### Work item
For the records below, give the number of lines containing the word "Save" and no other text.

------------------------

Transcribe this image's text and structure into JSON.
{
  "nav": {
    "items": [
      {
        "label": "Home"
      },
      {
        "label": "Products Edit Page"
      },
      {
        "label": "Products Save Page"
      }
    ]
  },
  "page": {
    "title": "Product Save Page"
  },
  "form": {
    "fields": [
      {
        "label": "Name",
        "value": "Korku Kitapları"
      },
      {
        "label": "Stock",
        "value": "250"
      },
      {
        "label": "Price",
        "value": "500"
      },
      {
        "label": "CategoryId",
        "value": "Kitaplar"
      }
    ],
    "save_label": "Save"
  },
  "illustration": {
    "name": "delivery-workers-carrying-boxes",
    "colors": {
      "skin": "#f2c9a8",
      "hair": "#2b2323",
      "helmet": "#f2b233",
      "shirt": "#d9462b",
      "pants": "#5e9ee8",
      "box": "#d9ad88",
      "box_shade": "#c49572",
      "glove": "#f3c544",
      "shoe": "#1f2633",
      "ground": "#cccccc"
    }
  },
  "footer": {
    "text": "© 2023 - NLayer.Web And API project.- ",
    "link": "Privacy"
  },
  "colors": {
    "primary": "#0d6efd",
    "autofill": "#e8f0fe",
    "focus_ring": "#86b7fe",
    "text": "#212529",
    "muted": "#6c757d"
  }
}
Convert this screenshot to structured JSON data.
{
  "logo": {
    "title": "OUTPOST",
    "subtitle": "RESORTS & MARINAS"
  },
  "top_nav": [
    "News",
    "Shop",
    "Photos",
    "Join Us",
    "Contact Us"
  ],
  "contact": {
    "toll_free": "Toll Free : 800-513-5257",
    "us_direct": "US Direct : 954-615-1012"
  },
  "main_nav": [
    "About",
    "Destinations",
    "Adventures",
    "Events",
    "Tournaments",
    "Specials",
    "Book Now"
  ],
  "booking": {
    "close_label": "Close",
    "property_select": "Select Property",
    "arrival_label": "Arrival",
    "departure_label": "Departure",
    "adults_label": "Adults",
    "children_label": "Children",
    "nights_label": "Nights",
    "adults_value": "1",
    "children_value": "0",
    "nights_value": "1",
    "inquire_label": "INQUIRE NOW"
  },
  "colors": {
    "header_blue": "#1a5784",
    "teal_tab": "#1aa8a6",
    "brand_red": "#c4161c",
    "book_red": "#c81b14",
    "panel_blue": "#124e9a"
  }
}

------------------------

### Exercise answer
3